Work to be completed:
Every record must be copied out exactly.

*** Opening of Records supplied ***

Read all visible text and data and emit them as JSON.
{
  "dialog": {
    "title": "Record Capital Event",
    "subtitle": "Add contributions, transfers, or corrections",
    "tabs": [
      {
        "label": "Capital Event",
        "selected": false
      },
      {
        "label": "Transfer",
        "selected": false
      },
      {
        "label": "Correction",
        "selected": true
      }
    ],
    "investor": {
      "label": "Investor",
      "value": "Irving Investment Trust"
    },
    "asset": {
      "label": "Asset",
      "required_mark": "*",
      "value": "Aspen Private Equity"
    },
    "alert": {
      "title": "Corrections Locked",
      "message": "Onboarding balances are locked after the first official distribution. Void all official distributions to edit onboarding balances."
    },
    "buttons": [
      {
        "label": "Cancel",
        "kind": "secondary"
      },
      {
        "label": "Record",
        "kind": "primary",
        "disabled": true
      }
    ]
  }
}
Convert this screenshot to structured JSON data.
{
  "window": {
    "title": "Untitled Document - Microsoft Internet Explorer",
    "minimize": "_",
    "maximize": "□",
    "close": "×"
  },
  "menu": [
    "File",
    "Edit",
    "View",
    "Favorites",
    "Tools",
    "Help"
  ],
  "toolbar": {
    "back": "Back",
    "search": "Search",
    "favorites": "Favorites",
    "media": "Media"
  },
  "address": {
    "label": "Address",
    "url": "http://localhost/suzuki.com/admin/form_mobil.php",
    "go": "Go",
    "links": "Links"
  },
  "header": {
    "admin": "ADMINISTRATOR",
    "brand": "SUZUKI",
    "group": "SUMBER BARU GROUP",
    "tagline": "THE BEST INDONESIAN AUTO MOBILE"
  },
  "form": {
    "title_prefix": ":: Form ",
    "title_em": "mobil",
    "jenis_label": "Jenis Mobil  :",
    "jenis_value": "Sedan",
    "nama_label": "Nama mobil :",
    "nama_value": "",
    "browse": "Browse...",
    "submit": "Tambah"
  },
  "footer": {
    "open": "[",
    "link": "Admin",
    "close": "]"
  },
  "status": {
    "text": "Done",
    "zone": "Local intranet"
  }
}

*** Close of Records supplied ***

Expected output:
Read all visible text and data and emit them as JSON.
{
  "dialog": {
    "title": "Record Capital Event",
    "subtitle": "Add contributions, transfers, or corrections",
    "tabs": [
      {
        "label": "Capital Event",
        "selected": false
      },
      {
        "label": "Transfer",
        "selected": false
      },
      {
        "label": "Correction",
        "selected": true
      }
    ],
    "investor": {
      "label": "Investor",
      "value": "Irving Investment Trust"
    },
    "asset": {
      "label": "Asset",
      "required_mark": "*",
      "value": "Aspen Private Equity"
    },
    "alert": {
      "title": "Corrections Locked",
      "message": "Onboarding balances are locked after the first official distribution. Void all official distributions to edit onboarding balances."
    },
    "buttons": [
      {
        "label": "Cancel",
        "kind": "secondary"
      },
      {
        "label": "Record",
        "kind": "primary",
        "disabled": true
      }
    ]
  }
}
Convert this screenshot to structured JSON data.
{
  "window": {
    "title": "Untitled Document - Microsoft Internet Explorer",
    "minimize": "_",
    "maximize": "□",
    "close": "×"
  },
  "menu": [
    "File",
    "Edit",
    "View",
    "Favorites",
    "Tools",
    "Help"
  ],
  "toolbar": {
    "back": "Back",
    "search": "Search",
    "favorites": "Favorites",
    "media": "Media"
  },
  "address": {
    "label": "Address",
    "url": "http://localhost/suzuki.com/admin/form_mobil.php",
    "go": "Go",
    "links": "Links"
  },
  "header": {
    "admin": "ADMINISTRATOR",
    "brand": "SUZUKI",
    "group": "SUMBER BARU GROUP",
    "tagline": "THE BEST INDONESIAN AUTO MOBILE"
  },
  "form": {
    "title_prefix": ":: Form ",
    "title_em": "mobil",
    "jenis_label": "Jenis Mobil  :",
    "jenis_value": "Sedan",
    "nama_label": "Nama mobil :",
    "nama_value": "",
    "browse": "Browse...",
    "submit": "Tambah"
  },
  "footer": {
    "open": "[",
    "link": "Admin",
    "close": "]"
  },
  "status": {
    "text": "Done",
    "zone": "Local intranet"
  }
}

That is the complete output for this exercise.